Return all lines from the listing below in which the string "bneiluj" occurs.
--- Material provided ---
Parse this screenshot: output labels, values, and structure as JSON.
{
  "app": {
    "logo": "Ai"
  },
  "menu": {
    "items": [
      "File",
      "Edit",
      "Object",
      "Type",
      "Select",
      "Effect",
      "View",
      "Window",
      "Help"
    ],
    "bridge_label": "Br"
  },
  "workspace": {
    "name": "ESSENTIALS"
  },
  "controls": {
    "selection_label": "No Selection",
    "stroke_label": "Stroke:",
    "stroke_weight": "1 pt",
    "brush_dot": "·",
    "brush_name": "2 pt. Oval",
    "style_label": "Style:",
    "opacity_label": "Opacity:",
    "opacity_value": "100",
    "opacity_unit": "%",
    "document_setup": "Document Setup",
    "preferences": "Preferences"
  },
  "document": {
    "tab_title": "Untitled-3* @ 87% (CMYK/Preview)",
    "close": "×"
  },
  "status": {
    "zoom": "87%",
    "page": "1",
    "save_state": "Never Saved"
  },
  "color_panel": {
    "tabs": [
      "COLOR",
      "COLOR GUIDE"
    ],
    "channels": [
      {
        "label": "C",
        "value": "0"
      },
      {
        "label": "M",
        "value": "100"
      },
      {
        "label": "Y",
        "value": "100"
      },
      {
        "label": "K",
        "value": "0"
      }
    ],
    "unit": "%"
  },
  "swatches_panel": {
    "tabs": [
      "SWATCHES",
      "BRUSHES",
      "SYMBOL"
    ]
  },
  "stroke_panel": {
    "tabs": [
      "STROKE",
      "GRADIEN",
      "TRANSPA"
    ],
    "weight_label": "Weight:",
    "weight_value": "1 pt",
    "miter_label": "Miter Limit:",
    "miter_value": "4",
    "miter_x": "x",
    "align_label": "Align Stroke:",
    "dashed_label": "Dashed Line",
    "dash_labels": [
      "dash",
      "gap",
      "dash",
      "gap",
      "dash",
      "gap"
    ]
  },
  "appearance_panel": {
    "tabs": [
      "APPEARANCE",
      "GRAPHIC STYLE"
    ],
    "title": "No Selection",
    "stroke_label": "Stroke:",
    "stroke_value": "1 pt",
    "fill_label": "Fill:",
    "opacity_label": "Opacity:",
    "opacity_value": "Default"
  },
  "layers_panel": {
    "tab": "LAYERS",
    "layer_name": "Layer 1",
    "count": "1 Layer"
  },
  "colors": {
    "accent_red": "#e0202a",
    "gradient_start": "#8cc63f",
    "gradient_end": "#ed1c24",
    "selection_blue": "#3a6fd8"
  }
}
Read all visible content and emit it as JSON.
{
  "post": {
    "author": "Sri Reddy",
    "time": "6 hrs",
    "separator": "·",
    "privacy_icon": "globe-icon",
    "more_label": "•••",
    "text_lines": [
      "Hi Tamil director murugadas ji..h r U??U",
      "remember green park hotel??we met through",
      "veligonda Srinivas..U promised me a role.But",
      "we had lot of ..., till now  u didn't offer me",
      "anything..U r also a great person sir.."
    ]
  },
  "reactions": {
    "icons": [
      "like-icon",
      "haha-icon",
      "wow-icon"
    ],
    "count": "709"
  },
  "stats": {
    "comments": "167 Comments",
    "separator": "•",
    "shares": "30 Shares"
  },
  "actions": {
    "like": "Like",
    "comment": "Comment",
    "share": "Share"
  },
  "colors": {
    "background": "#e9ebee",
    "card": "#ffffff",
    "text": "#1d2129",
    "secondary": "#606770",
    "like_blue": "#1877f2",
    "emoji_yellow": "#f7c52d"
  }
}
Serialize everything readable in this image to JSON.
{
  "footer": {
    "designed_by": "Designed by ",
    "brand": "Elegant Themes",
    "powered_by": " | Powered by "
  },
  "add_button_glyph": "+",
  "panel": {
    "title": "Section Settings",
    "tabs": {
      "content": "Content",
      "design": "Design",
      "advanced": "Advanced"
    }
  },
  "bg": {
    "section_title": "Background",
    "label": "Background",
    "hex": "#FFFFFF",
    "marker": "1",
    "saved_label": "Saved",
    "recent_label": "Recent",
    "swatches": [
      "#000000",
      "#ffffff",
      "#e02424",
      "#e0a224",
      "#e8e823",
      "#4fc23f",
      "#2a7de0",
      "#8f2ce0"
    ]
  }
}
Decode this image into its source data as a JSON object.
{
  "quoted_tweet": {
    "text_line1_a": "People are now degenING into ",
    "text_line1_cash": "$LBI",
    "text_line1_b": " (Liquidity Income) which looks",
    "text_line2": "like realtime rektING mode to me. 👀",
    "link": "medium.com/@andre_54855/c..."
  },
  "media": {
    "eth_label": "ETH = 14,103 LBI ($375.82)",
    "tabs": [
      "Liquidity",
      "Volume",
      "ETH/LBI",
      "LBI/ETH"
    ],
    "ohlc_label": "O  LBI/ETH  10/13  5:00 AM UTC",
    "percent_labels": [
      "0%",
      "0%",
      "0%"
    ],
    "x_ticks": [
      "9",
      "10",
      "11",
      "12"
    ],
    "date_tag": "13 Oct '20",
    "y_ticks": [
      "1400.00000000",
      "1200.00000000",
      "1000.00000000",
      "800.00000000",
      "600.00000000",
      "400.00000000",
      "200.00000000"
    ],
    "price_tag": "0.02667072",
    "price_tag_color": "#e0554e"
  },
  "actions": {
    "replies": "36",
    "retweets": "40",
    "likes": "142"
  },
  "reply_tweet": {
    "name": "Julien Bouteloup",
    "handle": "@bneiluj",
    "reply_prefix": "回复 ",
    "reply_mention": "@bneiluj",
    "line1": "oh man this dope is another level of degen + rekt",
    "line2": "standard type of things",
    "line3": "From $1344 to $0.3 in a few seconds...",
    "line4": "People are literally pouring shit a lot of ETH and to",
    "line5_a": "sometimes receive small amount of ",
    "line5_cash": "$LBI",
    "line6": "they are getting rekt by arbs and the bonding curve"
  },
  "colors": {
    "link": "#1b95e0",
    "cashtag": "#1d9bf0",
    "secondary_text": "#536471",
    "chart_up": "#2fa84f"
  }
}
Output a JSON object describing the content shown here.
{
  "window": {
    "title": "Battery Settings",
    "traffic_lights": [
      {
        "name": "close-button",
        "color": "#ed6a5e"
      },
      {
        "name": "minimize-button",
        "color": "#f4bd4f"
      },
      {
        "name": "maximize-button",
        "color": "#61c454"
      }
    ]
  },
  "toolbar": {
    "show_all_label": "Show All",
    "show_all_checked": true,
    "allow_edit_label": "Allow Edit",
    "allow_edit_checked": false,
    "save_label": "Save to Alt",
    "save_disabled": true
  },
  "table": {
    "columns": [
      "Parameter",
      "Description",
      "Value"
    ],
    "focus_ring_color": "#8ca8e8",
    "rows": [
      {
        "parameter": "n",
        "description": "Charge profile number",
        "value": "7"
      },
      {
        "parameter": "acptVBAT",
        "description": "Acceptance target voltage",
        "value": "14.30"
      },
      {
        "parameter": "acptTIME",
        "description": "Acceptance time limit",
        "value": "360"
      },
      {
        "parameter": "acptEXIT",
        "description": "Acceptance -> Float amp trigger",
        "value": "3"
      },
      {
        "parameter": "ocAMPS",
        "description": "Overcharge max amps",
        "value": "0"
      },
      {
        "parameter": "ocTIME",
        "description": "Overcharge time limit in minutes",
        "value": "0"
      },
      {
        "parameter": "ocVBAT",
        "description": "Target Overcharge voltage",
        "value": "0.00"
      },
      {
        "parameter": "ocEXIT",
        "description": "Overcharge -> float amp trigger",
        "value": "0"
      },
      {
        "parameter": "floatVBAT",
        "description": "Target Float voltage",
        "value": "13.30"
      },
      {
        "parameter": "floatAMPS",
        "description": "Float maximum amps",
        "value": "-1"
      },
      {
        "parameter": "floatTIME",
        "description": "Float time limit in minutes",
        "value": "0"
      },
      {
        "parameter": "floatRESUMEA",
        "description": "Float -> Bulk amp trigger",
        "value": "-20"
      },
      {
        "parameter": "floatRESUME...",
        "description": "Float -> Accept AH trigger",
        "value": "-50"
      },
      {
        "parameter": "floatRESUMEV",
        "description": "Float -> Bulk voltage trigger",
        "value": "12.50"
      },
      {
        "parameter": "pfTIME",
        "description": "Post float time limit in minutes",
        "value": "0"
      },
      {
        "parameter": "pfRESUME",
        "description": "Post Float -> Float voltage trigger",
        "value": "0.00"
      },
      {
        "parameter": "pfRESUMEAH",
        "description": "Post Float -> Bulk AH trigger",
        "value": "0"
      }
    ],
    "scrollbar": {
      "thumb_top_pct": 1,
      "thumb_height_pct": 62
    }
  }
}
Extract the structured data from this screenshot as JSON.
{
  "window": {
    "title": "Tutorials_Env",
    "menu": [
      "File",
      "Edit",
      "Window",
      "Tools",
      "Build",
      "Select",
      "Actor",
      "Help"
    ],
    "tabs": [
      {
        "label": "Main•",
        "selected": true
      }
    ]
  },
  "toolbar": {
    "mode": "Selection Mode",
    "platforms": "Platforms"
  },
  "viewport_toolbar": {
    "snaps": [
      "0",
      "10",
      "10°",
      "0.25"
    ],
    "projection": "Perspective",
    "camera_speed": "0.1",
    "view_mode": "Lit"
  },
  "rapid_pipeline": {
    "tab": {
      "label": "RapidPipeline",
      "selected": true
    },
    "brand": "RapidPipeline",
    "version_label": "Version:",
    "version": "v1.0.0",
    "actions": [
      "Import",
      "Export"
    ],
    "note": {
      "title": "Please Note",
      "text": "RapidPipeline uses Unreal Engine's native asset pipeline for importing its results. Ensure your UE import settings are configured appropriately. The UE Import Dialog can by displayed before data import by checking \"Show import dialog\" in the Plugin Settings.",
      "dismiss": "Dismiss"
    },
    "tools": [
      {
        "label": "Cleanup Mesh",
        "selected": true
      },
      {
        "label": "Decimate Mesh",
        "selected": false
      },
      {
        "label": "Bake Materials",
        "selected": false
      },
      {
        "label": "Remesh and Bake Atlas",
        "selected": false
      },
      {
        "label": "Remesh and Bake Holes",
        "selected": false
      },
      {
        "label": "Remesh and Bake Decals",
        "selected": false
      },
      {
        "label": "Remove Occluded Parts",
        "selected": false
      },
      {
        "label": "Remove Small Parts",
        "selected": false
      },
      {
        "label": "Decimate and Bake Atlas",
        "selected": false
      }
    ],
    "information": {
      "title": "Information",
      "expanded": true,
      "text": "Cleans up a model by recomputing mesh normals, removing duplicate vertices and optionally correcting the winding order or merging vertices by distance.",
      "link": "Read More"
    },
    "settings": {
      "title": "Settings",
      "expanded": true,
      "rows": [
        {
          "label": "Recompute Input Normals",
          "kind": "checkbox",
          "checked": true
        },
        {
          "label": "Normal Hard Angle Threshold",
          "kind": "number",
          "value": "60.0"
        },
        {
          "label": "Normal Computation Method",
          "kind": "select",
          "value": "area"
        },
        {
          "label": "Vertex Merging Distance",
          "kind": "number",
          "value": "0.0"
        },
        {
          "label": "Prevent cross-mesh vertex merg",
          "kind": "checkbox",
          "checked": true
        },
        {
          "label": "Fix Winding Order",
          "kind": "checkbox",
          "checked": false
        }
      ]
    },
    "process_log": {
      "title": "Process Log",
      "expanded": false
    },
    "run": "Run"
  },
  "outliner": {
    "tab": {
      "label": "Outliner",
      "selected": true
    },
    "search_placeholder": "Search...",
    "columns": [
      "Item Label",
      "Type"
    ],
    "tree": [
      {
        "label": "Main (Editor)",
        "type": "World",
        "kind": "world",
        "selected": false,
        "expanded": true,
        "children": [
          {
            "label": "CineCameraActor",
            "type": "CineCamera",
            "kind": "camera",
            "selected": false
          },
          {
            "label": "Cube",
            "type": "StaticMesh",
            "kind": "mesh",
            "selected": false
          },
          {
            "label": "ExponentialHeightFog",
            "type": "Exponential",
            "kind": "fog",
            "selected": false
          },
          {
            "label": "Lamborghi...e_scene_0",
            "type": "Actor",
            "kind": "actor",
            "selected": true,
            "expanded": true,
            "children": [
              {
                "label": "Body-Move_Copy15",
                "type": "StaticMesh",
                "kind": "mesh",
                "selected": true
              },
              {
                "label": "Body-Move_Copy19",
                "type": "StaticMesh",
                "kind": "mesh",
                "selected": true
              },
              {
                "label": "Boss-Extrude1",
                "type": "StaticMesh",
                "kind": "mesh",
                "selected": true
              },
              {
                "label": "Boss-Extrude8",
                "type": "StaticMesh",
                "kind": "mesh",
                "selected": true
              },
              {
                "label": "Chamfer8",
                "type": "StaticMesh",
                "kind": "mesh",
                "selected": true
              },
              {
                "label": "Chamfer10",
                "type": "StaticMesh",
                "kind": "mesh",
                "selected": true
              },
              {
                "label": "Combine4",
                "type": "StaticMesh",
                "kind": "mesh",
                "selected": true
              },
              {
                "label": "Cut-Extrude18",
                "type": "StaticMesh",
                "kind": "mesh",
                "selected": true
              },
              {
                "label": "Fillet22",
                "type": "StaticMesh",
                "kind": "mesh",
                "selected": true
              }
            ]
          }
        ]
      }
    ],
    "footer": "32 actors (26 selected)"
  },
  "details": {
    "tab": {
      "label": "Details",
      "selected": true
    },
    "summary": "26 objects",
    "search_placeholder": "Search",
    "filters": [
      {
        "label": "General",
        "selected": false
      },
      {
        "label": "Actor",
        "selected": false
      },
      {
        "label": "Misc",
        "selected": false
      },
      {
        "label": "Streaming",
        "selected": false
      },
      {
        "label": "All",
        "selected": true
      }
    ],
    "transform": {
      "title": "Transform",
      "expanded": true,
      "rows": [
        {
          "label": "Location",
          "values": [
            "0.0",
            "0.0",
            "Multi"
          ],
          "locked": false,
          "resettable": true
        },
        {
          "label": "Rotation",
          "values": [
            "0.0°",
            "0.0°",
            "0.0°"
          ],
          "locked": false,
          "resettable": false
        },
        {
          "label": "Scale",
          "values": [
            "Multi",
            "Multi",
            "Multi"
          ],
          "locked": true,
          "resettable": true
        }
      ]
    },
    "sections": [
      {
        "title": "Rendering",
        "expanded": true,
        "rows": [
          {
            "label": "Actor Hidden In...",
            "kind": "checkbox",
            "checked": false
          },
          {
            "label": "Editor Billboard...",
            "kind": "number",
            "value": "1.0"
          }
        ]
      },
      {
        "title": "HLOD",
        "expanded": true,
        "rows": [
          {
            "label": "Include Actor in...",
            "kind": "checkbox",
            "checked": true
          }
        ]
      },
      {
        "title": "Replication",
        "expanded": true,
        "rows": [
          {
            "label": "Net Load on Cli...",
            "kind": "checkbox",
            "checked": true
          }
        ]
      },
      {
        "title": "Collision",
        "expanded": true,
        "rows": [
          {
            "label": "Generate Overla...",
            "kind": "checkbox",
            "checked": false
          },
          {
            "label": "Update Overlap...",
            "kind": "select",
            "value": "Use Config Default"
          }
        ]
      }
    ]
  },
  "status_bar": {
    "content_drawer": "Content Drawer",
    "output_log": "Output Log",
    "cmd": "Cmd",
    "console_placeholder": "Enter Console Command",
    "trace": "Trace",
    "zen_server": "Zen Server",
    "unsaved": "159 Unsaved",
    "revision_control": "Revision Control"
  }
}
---
▶ Expected answer
    "handle": "@bneiluj",
    "reply_mention": "@bneiluj",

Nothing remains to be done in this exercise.